Investigators at UF’s Center for Translational Research in Neurodegenerative Disease, or CTRND, earned a one-year, $200,000 award from the Michael J. Fox Foundation’s Target Advancement Program to explore novel approaches to treat Parkinson’s disease.
The award will fund a study to determine how targeting cannabinoid receptor 2, or CB2, could alter the behavior of microglia that interact with alpha-synuclein, a protein that aggregates in Parkinson’s disease.
The researchers will use microglia isolated from the brains of mice, challenge them with forms of alpha-synuclein and evaluate the impact of treatment using CB2-acting compounds. Additionally, they will use a mouse model of Parkinson’s disease that overexpresses alpha-synuclein in the brain to visualize how cells labeled for CB2 directly interact with alpha-synuclein when in a native environment.

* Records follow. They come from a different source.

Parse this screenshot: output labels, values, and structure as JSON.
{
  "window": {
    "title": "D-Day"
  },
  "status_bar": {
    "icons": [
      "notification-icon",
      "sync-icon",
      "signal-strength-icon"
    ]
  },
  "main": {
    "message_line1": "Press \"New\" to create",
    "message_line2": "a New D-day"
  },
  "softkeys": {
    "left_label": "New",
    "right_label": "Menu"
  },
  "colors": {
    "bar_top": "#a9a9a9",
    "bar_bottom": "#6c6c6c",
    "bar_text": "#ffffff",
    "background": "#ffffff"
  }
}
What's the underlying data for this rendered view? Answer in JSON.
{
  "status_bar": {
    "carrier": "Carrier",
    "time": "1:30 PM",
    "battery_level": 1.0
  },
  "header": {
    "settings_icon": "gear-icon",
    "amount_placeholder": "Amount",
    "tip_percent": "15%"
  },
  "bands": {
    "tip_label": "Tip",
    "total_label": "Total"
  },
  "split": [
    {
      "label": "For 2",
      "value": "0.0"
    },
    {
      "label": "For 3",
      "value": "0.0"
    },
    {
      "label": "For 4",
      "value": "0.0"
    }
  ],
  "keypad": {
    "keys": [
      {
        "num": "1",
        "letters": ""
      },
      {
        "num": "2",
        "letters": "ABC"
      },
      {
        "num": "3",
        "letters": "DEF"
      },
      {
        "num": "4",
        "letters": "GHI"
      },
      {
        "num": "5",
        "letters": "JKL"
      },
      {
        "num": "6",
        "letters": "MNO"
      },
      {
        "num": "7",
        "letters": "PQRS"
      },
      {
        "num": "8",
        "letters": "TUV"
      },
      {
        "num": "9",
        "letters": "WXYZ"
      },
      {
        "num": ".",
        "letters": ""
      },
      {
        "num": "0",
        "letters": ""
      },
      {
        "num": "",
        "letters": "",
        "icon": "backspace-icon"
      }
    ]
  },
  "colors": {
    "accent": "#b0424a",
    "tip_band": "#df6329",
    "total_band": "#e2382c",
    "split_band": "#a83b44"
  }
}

“We hope that this study will help us understand more about the role of CB2 in brain immune cells to remove toxic alpha-synuclein and potentially identify specific CB2-targeted therapies for the treatment of Parkinson’s disease,” said Valerie Joers, Ph.D., who will co-lead the study with CTRND Director Malú Tansey, Ph.D.